We learn that Applegate has planned for the Senators to lose the pennant to the Yankees on the last day of the season, resulting in thousands of heart attacks, nervous breakdowns, and suicides of Senators fans and Yankee-haters all over the country. However, Lola is now firmly on Joe’s side, and she lets Joe know she’s drugged Applegate so that he will sleep through that final game. By the time Applegate wakes up again, the game is well underway. Angry, Applegate turns Lola back to an ugly woman, and the two race to the ball field.
I should probably stop there, in order to avoid spoiling the rest of the story for anyone who has yet to see it. Overall, I found the movie quite amusing, even if a bit cheesy.
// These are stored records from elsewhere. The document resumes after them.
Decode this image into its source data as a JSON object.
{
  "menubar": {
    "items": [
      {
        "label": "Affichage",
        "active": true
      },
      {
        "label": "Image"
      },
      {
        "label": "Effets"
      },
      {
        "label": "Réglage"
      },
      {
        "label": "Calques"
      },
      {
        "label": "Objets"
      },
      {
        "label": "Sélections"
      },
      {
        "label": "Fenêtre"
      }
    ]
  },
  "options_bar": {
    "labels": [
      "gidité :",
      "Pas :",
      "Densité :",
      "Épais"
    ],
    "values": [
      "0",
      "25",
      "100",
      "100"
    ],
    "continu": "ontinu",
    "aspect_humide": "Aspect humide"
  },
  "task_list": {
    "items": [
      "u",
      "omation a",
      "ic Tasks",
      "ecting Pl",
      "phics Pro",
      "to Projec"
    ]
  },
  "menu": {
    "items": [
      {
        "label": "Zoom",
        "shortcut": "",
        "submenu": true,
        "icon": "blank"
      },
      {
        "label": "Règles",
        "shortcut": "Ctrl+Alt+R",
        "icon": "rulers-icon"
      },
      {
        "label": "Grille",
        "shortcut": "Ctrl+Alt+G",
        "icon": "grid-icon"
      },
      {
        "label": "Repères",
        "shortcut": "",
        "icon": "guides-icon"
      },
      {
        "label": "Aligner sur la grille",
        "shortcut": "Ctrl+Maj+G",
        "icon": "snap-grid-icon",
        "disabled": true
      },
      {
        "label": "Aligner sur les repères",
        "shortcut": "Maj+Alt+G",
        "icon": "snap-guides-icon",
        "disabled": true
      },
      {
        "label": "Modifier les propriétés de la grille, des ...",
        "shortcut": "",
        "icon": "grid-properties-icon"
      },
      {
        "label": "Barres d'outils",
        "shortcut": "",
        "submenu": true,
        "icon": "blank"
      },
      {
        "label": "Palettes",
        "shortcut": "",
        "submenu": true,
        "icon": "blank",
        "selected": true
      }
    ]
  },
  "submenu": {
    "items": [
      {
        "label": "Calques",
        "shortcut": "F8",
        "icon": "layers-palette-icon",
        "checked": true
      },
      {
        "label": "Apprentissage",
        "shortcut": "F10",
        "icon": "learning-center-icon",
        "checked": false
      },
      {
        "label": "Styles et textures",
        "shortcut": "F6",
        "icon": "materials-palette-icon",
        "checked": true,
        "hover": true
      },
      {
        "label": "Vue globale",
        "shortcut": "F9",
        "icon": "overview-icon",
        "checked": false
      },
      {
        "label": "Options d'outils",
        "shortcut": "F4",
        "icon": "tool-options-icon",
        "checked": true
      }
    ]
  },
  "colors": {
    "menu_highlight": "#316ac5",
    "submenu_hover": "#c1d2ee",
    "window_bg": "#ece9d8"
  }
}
The combination of baseball and comedy made it worth my while, I felt, and I do like that one doesn’t necessarily have to be a baseball fan in order to be able to appreciate the plot of the film.
A couple months ago, I watched The Sandlot: Heading Home, mentioning here that I had actually been looking for The Sandlot 2 when I stumbled upon that third installment of the series instead. This weekend, I finally did manage to get my hands on a copy of The Sandlot 2.
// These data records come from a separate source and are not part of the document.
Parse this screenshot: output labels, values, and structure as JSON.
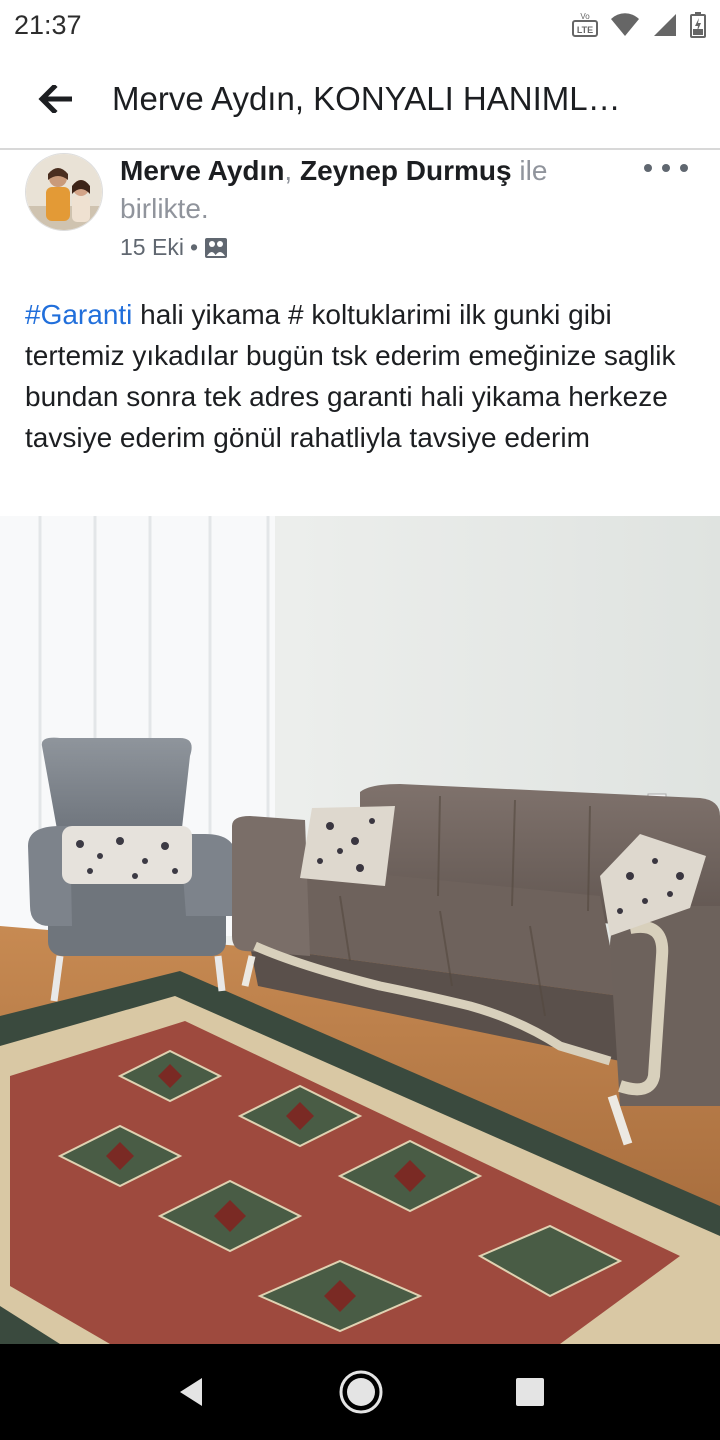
{
  "status_bar": {
    "time": "21:37",
    "icons": [
      "volte-lte-icon",
      "wifi-icon",
      "signal-icon",
      "battery-icon"
    ]
  },
  "app_bar": {
    "back_icon": "arrow-left-icon",
    "title": "Merve Aydın, KONYALI HANIML…"
  },
  "post": {
    "author": "Merve Aydın",
    "separator": ", ",
    "tagged": "Zeynep Durmuş",
    "with_text": " ile birlikte.",
    "date": "15 Eki",
    "dot": "•",
    "privacy_icon": "photo-album-icon",
    "hashtag": "#Garanti",
    "text": " hali yikama # koltuklarimi ilk gunki gibi tertemiz yıkadılar  bugün tsk ederim emeğinize saglik bundan sonra tek adres garanti hali yikama herkeze tavsiye ederim gönül rahatliyla tavsiye ederim"
  },
  "nav_bar": {
    "icons": [
      "back-triangle-icon",
      "home-circle-icon",
      "recents-square-icon"
    ]
  },
  "colors": {
    "link": "#216fdb",
    "text": "#1c1e21",
    "secondary": "#90949c",
    "nav_bg": "#000000"
  }
}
This chapter of the Sandlot series follows the typical formula of all the movies in the collection. There is the group of main characters comprising the beloved sandlot team, including a leader, a nerdy kid, a chubby kid, and a ladies’ man. There is a rival, cocky Little League team that challenges the sandlot team and engages in a name-calling contest with them. And the primary conflict of the film revolves around a battle for the sandlot itself.
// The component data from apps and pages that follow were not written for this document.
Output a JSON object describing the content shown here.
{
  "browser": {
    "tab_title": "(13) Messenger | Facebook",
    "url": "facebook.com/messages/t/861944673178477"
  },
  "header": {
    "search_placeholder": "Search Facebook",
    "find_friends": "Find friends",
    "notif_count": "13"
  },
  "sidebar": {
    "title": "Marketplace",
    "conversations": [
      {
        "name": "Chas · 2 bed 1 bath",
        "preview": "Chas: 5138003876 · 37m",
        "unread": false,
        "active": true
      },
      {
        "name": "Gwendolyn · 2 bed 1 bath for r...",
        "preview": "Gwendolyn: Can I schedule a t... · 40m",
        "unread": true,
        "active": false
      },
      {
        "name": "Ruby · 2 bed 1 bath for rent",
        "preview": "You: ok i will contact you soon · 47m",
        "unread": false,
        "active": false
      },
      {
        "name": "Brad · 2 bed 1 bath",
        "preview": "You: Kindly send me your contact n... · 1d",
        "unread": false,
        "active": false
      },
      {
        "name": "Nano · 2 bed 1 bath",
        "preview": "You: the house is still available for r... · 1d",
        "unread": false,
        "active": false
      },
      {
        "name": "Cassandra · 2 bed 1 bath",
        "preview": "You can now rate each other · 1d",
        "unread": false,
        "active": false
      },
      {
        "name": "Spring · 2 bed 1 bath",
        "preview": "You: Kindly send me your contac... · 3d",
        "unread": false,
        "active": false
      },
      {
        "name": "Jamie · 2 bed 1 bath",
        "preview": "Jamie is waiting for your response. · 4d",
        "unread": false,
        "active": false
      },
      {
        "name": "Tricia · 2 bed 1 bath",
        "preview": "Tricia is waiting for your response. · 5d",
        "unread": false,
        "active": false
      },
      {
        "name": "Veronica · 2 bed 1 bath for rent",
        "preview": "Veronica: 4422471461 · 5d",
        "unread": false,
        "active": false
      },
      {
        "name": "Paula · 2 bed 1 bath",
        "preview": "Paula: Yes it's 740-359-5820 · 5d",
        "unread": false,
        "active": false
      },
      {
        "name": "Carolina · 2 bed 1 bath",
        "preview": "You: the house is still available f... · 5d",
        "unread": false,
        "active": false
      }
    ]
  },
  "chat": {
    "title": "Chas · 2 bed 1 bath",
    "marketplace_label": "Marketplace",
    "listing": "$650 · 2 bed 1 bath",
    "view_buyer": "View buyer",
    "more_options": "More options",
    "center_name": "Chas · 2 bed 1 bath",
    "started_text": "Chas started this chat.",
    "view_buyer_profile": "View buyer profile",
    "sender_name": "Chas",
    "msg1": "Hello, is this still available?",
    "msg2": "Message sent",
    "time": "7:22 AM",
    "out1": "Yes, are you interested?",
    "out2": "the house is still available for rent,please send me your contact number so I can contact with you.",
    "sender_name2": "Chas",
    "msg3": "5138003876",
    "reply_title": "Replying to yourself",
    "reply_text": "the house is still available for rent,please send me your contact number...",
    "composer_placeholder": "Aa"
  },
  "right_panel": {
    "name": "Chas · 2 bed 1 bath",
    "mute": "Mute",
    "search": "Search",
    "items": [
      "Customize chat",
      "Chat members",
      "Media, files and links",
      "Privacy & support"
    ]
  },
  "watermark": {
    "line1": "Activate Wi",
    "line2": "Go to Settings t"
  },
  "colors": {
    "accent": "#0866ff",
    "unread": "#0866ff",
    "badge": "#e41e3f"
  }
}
The Sandlot 2 introduces us to Johnnie Smalls, who, we eventually learn, is the younger brother of the one and only Scotty Smalls. Johnnie is the narrator of the story and proves himself just as nerdy as his big brother, spending his time playing with model rockets. The leader of this story’s sandlot team is David Durango, who also finds himself battling puberty and his sudden interest in girls.
One girl, in particular, is Hayley Goodfairer. In addition to being attractive, Hayley proves herself a particularly talented softball pitcher. At first, the boys of the sandlot are miffed when Hayley and her friends start using the sandlot to play softball, but after a couple of contentious face-offs, the boys and the girls agree to join together into a single team.
We learn that the Beast, Hercules, has passed away, but not before leaving behind some puppies. One of those puppies grew into the newest sandlot terror, known as “The Great Fear.” As Scotty’s younger brother, Johnnie knows all about the Beast and the Great Fear, and passes the legend onto the sandlot’s latest tenants.
Like his big brother, Johnnie gets himself into a bit of a pickle. But instead of a baseball, he launches a rocket that does not belong to him, and it lands on the other side of the fence, in the territory belonging to the Great Fear. The sandlot kids rally, but as before, nothing seems to work to get the rocket back. Finally, the Benny Rodriguez of this tale, David Durango, decides to step up, facing his own fears as he hops the fence to take on the Great Fear. James Earl Jones reprises his role as Mr. Mertle, which is certainly a treat for fans.
Aside from the inclusion of girls in the new team, there’s very little in this movie that the original Sandlot doesn’t already offer. If you’re an especially big fan of the Sandlot and you don’t mind the cheesiness of it all, this is still an entertaining way to pass a couple hours, and it is chock full of nostalgia. If you’re looking for something new, however, maybe pass on this one.